§ **Input data**:
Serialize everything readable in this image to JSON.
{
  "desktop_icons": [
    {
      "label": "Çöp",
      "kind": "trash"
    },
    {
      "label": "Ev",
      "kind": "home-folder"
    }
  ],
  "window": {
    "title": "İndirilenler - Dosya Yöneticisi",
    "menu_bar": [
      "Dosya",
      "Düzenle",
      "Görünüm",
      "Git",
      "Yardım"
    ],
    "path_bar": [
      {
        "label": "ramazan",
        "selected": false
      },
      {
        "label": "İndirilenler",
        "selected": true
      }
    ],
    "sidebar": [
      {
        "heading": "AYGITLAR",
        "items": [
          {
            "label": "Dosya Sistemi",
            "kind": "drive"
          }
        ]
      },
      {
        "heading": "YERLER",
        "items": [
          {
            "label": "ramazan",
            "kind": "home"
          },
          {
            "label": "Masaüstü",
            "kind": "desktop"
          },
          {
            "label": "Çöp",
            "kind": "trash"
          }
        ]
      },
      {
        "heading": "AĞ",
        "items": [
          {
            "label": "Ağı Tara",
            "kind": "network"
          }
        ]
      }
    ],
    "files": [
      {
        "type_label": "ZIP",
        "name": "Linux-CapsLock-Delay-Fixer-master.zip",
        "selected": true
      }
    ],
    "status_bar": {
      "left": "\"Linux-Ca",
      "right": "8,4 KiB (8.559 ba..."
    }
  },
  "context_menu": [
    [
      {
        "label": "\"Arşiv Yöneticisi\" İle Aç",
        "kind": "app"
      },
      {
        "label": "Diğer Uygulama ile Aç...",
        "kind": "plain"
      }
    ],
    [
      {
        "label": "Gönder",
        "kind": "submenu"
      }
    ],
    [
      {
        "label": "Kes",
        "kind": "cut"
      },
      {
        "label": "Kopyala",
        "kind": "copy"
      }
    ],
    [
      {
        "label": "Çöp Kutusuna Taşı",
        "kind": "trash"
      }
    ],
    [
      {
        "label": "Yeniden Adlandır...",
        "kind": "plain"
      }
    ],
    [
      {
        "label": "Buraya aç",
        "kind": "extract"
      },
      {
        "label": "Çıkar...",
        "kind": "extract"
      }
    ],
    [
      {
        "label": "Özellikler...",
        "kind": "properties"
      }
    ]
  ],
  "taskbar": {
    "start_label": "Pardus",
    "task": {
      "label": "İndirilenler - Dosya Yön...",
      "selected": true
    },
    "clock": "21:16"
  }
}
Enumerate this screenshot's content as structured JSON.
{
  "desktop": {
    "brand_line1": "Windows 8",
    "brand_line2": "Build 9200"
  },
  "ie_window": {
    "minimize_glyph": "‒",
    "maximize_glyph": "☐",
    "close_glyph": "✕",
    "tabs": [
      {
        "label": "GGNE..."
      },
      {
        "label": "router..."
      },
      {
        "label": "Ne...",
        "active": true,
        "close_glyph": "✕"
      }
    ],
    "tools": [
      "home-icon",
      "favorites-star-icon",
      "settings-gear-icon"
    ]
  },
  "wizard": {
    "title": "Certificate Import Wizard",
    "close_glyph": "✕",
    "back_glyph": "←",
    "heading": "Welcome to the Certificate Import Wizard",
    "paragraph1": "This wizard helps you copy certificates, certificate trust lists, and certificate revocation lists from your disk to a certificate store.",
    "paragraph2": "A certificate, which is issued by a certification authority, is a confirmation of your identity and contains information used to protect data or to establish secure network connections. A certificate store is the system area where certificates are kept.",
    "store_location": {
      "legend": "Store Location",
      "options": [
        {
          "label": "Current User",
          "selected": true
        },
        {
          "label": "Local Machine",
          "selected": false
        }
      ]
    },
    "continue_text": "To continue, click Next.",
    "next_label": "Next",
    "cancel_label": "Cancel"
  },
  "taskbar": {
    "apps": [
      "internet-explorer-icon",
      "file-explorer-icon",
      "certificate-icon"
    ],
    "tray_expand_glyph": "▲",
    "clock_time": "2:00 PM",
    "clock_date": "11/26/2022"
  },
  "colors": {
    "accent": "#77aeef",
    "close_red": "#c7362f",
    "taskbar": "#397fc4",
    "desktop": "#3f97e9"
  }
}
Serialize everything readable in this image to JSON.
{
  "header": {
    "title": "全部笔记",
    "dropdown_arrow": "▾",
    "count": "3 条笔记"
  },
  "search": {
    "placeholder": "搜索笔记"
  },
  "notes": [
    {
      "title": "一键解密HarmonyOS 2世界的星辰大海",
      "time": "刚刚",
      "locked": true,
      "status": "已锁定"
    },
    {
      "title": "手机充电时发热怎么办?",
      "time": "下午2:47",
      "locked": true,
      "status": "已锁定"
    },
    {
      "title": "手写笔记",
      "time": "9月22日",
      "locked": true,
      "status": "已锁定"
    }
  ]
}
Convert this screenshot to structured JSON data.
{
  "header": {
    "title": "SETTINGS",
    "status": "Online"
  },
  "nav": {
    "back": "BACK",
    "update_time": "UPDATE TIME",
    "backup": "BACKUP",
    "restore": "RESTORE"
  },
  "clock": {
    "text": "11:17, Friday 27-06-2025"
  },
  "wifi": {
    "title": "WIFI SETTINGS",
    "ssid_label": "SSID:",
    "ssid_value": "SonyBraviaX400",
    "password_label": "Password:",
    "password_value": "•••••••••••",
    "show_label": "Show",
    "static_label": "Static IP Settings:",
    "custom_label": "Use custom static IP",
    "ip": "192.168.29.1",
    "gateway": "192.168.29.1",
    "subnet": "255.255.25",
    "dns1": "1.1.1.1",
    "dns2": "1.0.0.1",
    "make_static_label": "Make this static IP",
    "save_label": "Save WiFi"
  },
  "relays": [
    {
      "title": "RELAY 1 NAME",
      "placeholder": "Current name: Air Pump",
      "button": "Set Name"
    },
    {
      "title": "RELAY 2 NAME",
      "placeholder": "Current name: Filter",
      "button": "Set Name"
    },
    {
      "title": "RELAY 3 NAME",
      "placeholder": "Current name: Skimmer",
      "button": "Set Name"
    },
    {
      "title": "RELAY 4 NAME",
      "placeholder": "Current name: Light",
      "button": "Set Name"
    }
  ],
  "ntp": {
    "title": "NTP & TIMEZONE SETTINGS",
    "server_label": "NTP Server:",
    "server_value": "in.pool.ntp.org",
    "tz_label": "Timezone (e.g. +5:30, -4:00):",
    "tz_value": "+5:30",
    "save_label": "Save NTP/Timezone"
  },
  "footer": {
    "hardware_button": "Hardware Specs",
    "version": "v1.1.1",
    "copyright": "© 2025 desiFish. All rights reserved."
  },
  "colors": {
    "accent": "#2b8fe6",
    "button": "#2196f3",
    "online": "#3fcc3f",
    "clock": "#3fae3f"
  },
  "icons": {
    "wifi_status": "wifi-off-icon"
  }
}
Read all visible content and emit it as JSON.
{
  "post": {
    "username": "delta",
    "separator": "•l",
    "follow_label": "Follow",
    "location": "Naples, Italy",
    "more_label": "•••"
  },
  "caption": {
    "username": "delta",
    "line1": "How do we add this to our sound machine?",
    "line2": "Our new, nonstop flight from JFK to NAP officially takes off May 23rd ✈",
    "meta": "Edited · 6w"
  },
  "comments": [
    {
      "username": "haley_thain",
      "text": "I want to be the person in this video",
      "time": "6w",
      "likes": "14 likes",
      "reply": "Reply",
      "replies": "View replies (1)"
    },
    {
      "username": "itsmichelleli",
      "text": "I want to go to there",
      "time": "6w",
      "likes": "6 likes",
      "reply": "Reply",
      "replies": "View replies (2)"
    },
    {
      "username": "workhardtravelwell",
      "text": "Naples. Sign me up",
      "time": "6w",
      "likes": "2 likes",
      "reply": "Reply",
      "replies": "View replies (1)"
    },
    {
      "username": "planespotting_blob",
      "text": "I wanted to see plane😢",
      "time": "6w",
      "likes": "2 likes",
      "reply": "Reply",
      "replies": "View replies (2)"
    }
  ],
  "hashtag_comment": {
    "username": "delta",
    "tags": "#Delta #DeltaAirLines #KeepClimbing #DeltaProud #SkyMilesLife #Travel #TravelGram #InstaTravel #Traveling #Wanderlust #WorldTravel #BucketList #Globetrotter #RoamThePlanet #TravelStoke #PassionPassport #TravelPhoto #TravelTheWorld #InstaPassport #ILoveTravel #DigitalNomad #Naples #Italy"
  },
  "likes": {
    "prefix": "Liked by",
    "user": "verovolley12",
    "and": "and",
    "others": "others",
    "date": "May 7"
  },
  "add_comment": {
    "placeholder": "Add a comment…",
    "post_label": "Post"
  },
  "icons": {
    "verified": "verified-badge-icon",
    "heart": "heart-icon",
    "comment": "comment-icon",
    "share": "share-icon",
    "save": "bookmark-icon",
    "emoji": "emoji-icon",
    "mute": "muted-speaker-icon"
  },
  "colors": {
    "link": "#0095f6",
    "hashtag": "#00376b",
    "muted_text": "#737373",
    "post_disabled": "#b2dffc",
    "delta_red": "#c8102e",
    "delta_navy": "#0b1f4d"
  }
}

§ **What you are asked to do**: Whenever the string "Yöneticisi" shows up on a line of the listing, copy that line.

§ **Response to this task**:
    "title": "İndirilenler - Dosya Yöneticisi",
        "label": "\"Arşiv Yöneticisi\" İle Aç",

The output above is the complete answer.